and, then there were five....
CHATTANOOGA, Tennesee, United States of America - August 15, 2015) Battle crosses for fallen service members on stage during the memorial at McKenzie Arena at the University of Tennessee Chattanooga. The memorial honored the four United States Marines and one United States Navy Sailor who died in the Navy Operational Support Center Chattanooga shooting July 16, 2015.
Story Number: NNS150718-01 Release Date: 7/18/2015 02:09:00 AM From the Navy Office of Information
WASHINGTON (NNS) -- A statement by Rear Adm. Mary M. Jackson, Commander, Navy Region South East, was given at the City of Chattanooga's vigil for the fallen Marines, July 17.
Good evening. It is with my deepest sympathies and personal sadness that I am here tonight.
I would like to thank the Chattanooga community for their overwhelming support of our Navy and Marine Corps family. We greatly appreciate the arrangements made here this evening with this vigil invitation and those who have gone out of their way to make us feel at home. We are honored to be part of this community. We continue to keep our thoughts and prayers with our fallen Marines and their families, and for our wounded Sailor and his family.
Today, a small team of counselors and chaplains arrived from around the Southeast Region to provide support for families and service members and we will continue to support our Navy and Marine Corps team alongside the community.
These incidents have had a profound impact on every one of us, regardless of whether we wear the uniform or not. But we stand together and find resilience in each other as we move ahead of these difficult times. We are Chattanooga strong!

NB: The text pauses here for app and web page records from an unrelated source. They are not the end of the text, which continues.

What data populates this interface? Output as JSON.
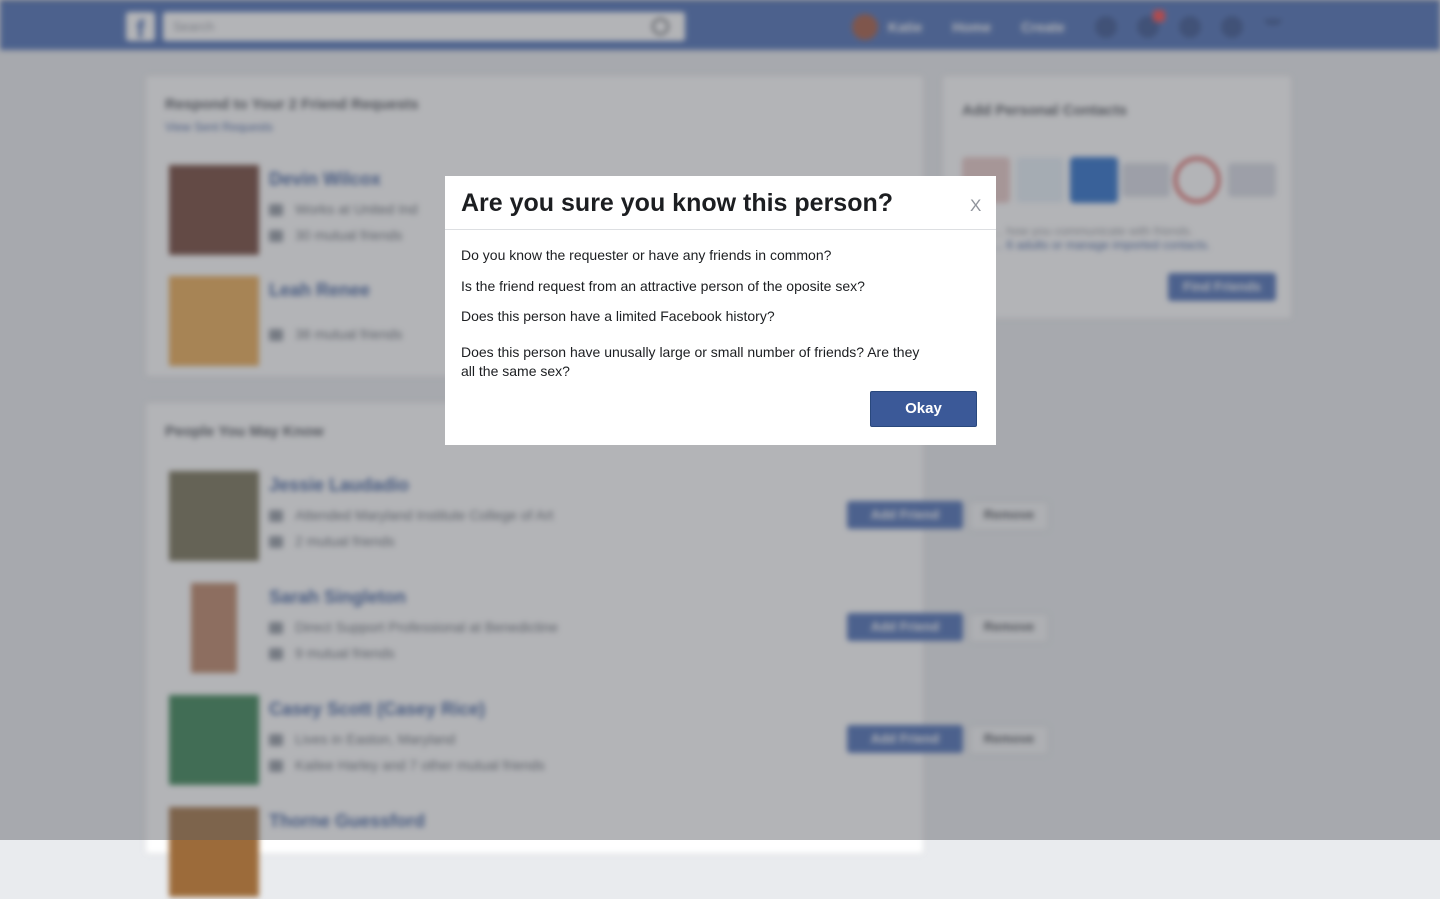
{
  "topbar": {
    "logo": "f",
    "search_placeholder": "Search",
    "user_name": "Katie",
    "nav_links": [
      "Home",
      "Create"
    ]
  },
  "requests": {
    "title": "Respond to Your 2 Friend Requests",
    "view_sent": "View Sent Requests",
    "items": [
      {
        "name": "Devin Wilcox",
        "line1": "Works at United Ind",
        "line2": "30 mutual friends"
      },
      {
        "name": "Leah Renee",
        "line1": "38 mutual friends",
        "line2": ""
      }
    ]
  },
  "pymk": {
    "title": "People You May Know",
    "add_label": "Add Friend",
    "remove_label": "Remove",
    "items": [
      {
        "name": "Jessie Laudadio",
        "line1": "Attended Maryland Institute College of Art",
        "line2": "2 mutual friends"
      },
      {
        "name": "Sarah Singleton",
        "line1": "Direct Support Professional at Benedictine",
        "line2": "9 mutual friends"
      },
      {
        "name": "Casey Scott (Casey Rice)",
        "line1": "Lives in Easton, Maryland",
        "line2": "Kailee Harley and 7 other mutual friends"
      },
      {
        "name": "Thorne Guessford",
        "line1": "",
        "line2": ""
      }
    ]
  },
  "contacts": {
    "title": "Add Personal Contacts",
    "desc_line1": "... how you communicate with friends.",
    "desc_line2": "... 6 adults or manage imported contacts.",
    "find_label": "Find Friends"
  },
  "modal": {
    "title": "Are you sure you know this person?",
    "close": "X",
    "questions": [
      "Do you know the requester or have any friends in common?",
      "Is the friend request from an attractive person of the oposite sex?",
      "Does this person have a limited Facebook history?",
      "Does this person have unusally large or small number of friends? Are they all the same sex?"
    ],
    "okay_label": "Okay"
  }
}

"They exposed weaknesses in the armor, illustrating that "we as scientists and engineers think we have a great solution and ha-ha moments, thinking Soldiers will love this" new piece of gear. Then the Red Team would show up and show all the weaknesses, she said, so "we started solving those problems." From that point on, anything deployed to small forward operating outposts of 300 people or less gets a Red Team going over from "the construct of the operational perspective, technology perspective, and how we could integrate it in such a way not to create inherent vulnerabilities. It's been very effective." - via David Vergun writing at the United States Army